Scientists have discovered how a common virus in the human gut infects and takes over bacterial cells – a finding that could be used to control the composition of the gut microbiome, which is important for human health. The Rutgers co-authored research, which could aid efforts to engineer beneficial bacteria that produce medicines and fuels and clean up pollutants, is published in the journal Nature.
Lawrence Livermore National Laboratory (LLNL), New Energy Nexus and CalCharge are co-hosting the sixth annual Bay Area Battery Summit (BABS), to be held virtually on Nov. 17-18.
Darwin’s theory of evolution should be expanded to include consideration of a DNA stability “energy code” – so-called “molecular Darwinism” – to further account for the long-term survival of species’ characteristics on Earth, according to Rutgers scientists. The iconic genetic code can be viewed as an “energy code” that evolved by following the laws of thermodynamics (flow of energy), causing its evolution to culminate in a nearly singular code for all living species, according to the Rutgers co-authored study in the journal Quarterly Review of Biophysics.
Lithium-ion batteries are the major rechargeable power source for many portable devices as well as electric vehicles, but their use is limited, because they do not provide high power output while simultaneously allowing reversible energy storage. Research reported in Applied Physics Reviews aims to offer a solution by showing how the inclusion of conductive fillers improves battery performance.
ORNL story tips: Ice breaker data, bacterial breakdown, catching heat and finding order
The National Science Foundation has awarded $39 million to a team of engineers and computer scientists at the University of California San Diego to build a first-of-its-kind testbed to better understand how to integrate distributed energy sources such as solar panels, wind turbines, smart buildings and electric vehicle batteries into the power grid. The goal is to make the testbed available to outside research teams and industry by 2025.
Researchers from the DIII-D National Fusion Facility are preparing to support their colleagues at the National Spherical Tokamak Experiment-Upgrade (NSTX-U) at the U.S Department of Energy’s (DOE) Princeton Plasma Physics Laboratory (PPPL) in a quest to develop sustained fusion energy. Under recently announced DOE funding programs, two teams at DIII-D will perform research on physics and instrumentation for NSTX-U as the facility’s staff work to restart operations late next year.
A new study explored the pros and cons of seawater air-conditioning as an alternative cooling solution.
UAlbany is partnering to create a new weather forecasting tool that will offer real-time predictions on storm outages, electrical load and renewable energy generation.
An international team of climate experts, including Earth system scientists at the University of California, Irvine, today released an assessment of carbon dioxide emissions by industry, transportation and other sectors from January through June, showing that this year’s pandemic lockdowns resulted in a 9 percent decline from 2019 levels.

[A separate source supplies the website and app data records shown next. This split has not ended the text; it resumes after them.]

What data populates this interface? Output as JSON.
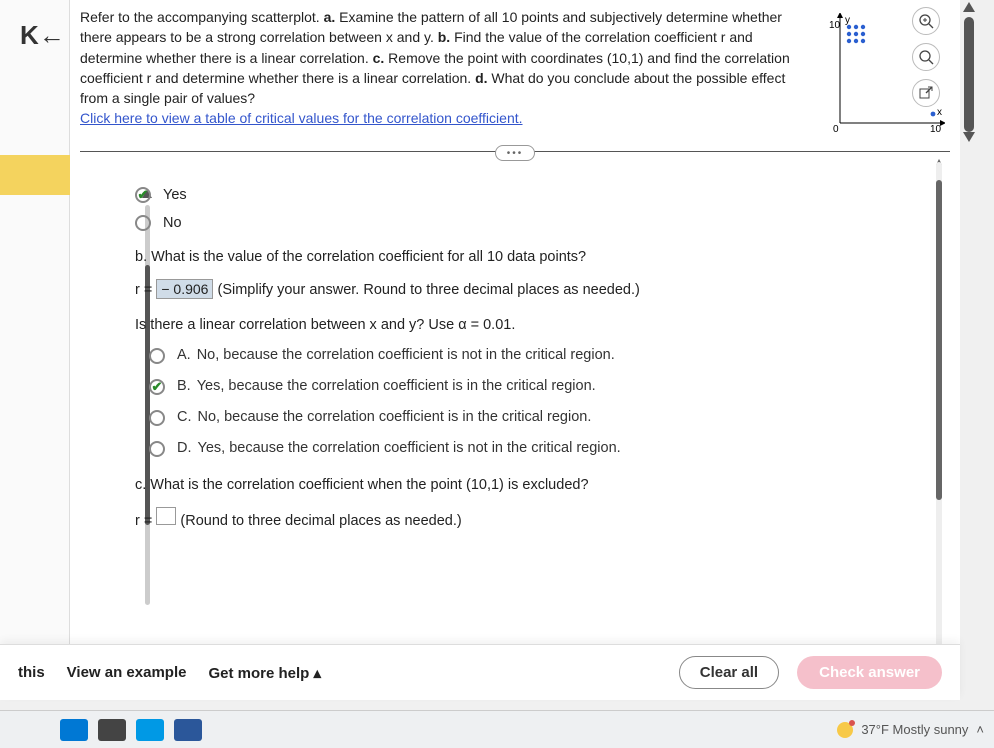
{
  "header": {
    "prompt_prefix": "Refer to the accompanying scatterplot. ",
    "part_a_label": "a.",
    "part_a": " Examine the pattern of all 10 points and subjectively determine whether there appears to be a strong correlation between x and y. ",
    "part_b_label": "b.",
    "part_b": " Find the value of the correlation coefficient r and determine whether there is a linear correlation. ",
    "part_c_label": "c.",
    "part_c": " Remove the point with coordinates (10,1) and find the correlation coefficient r and determine whether there is a linear correlation. ",
    "part_d_label": "d.",
    "part_d": " What do you conclude about the possible effect from a single pair of values?",
    "link": "Click here to view a table of critical values for the correlation coefficient."
  },
  "scatter": {
    "y_label": "y",
    "x_label": "x",
    "y_max": "10",
    "origin": "0",
    "x_max": "10"
  },
  "icons": {
    "zoom_in": "⊕",
    "zoom_text": "🔍",
    "popout": "↗"
  },
  "yes_no": {
    "yes": "Yes",
    "no": "No"
  },
  "part_b": {
    "question": "b. What is the value of the correlation coefficient for all 10 data points?",
    "r_prefix": "r = ",
    "r_value": "− 0.906",
    "r_hint": " (Simplify your answer. Round to three decimal places as needed.)",
    "linear_q": "Is there a linear correlation between x and y? Use α = 0.01."
  },
  "mc": {
    "a_label": "A.",
    "a": "No, because the correlation coefficient is not in the critical region.",
    "b_label": "B.",
    "b": "Yes, because the correlation coefficient is in the critical region.",
    "c_label": "C.",
    "c": "No, because the correlation coefficient is in the critical region.",
    "d_label": "D.",
    "d": "Yes, because the correlation coefficient is not in the critical region."
  },
  "part_c": {
    "question": "c. What is the correlation coefficient when the point (10,1) is excluded?",
    "r_prefix": "r = ",
    "r_hint": " (Round to three decimal places as needed.)"
  },
  "footer": {
    "this": "this",
    "view_example": "View an example",
    "get_help": "Get more help ▴",
    "clear": "Clear all",
    "check": "Check answer"
  },
  "taskbar": {
    "weather": "37°F Mostly sunny"
  },
  "chart_data": {
    "type": "scatter",
    "title": "",
    "xlabel": "x",
    "ylabel": "y",
    "xlim": [
      0,
      10
    ],
    "ylim": [
      0,
      10
    ],
    "series": [
      {
        "name": "points",
        "x": [
          1,
          1,
          1,
          2,
          2,
          2,
          3,
          3,
          3,
          10
        ],
        "y": [
          8,
          9,
          10,
          8,
          9,
          10,
          8,
          9,
          10,
          1
        ]
      }
    ]
  }
}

A new interdisciplinary Cornell University research project is designed to unlock the power of wind energy by optimizing the spacing between wind turbines and wind turbine arrays to maximize power production.

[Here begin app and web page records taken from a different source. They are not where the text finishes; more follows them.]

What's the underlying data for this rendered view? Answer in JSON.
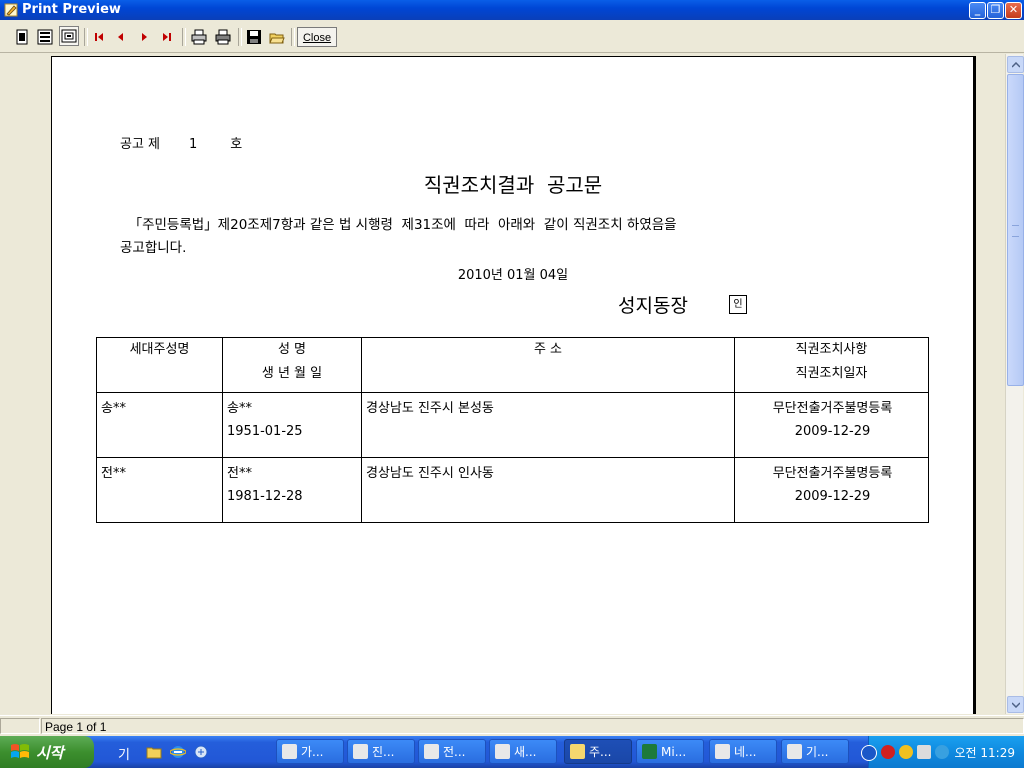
{
  "window": {
    "title": "Print Preview",
    "controls": [
      "minimize",
      "restore",
      "close"
    ]
  },
  "toolbar": {
    "buttons": [
      {
        "name": "one-page-icon"
      },
      {
        "name": "multi-page-icon"
      },
      {
        "name": "zoom-page-icon"
      },
      {
        "name": "first-page-icon"
      },
      {
        "name": "previous-page-icon"
      },
      {
        "name": "next-page-icon"
      },
      {
        "name": "last-page-icon"
      },
      {
        "name": "print-setup-icon"
      },
      {
        "name": "print-icon"
      },
      {
        "name": "save-icon"
      },
      {
        "name": "open-icon"
      }
    ],
    "close_label": "Close"
  },
  "document": {
    "notice_number": "공고 제       1        호",
    "title": "직권조치결과  공고문",
    "body_line1": "  「주민등록법」제20조제7항과 같은 법 시행령  제31조에  따라  아래와  같이 직권조치 하였음을",
    "body_line2": "공고합니다.",
    "date": "2010년 01월 04일",
    "signer": "성지동장",
    "seal": "인",
    "table": {
      "headers": {
        "head": "세대주성명",
        "name_top": "성          명",
        "name_bottom": "생 년 월 일",
        "address": "주                                        소",
        "action_top": "직권조치사항",
        "action_bottom": "직권조치일자"
      },
      "rows": [
        {
          "head": "송**",
          "name": "송**",
          "birth": "1951-01-25",
          "address": "경상남도 진주시 본성동",
          "action": "무단전출거주불명등록",
          "date": "2009-12-29"
        },
        {
          "head": "전**",
          "name": "전**",
          "birth": "1981-12-28",
          "address": "경상남도 진주시 인사동",
          "action": "무단전출거주불명등록",
          "date": "2009-12-29"
        }
      ]
    }
  },
  "statusbar": {
    "page_info": "Page 1 of 1"
  },
  "taskbar": {
    "start_label": "시작",
    "quicklaunch_text": "기",
    "tasks": [
      {
        "label": "가...",
        "color": "#e8e8e8"
      },
      {
        "label": "진...",
        "color": "#e8e8e8"
      },
      {
        "label": "전...",
        "color": "#e8e8e8"
      },
      {
        "label": "새...",
        "color": "#e8e8e8"
      },
      {
        "label": "주...",
        "color": "#f5d76e"
      },
      {
        "label": "Mi...",
        "color": "#1d7a3a"
      },
      {
        "label": "네...",
        "color": "#e8e8e8"
      },
      {
        "label": "기...",
        "color": "#e8e8e8"
      }
    ],
    "clock": "오전 11:29"
  }
}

The European Union is set to announce a large-scale building renovation project on Wednesday — an effort to cut carbon emissions and energy costs across the 27-nation bloc, while stimulating an economy struggling with the effects of COVID-19. The plan…

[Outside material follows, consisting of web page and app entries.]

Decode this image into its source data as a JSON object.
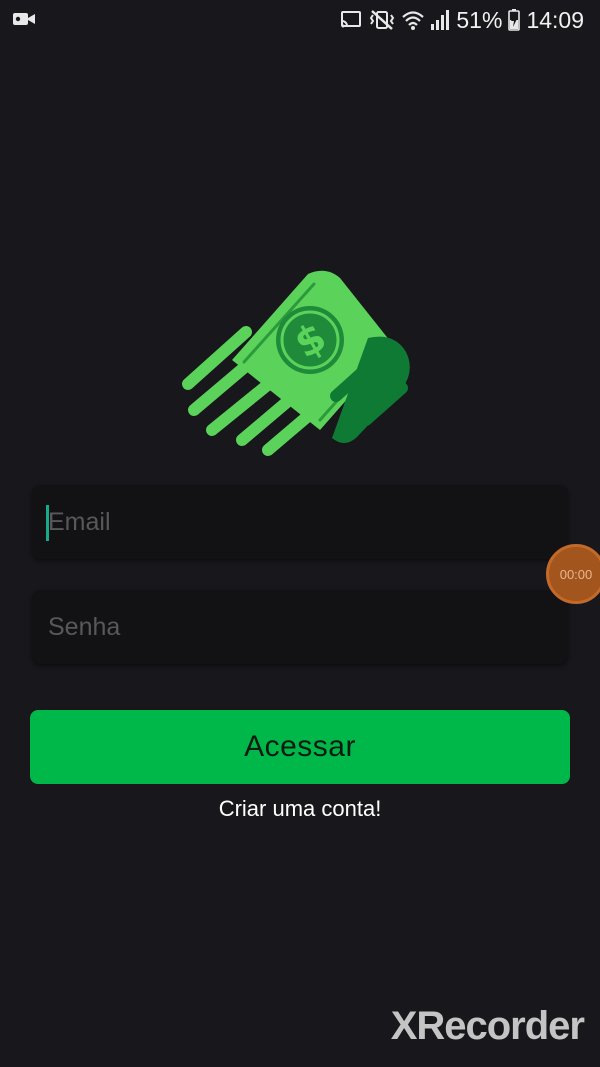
{
  "status_bar": {
    "battery": "51%",
    "time": "14:09"
  },
  "logo": {
    "symbol": "$",
    "colors": {
      "bill_light": "#5bd35a",
      "bill_dark": "#0e7a34",
      "coin": "#1f8a3a"
    }
  },
  "form": {
    "email_placeholder": "Email",
    "password_placeholder": "Senha"
  },
  "recorder": {
    "timer": "00:00"
  },
  "actions": {
    "access_label": "Acessar",
    "create_account_label": "Criar uma conta!",
    "accent_color": "#00b84a"
  },
  "watermark": {
    "text": "XRecorder"
  }
}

ExxonMobil chemist and user of Brookhaven Lab’s Center for Functional Nanomaterials (CFN) Yunlong Zhang is characterizing molecules in petroleum with high-resolution atomic force microscopy.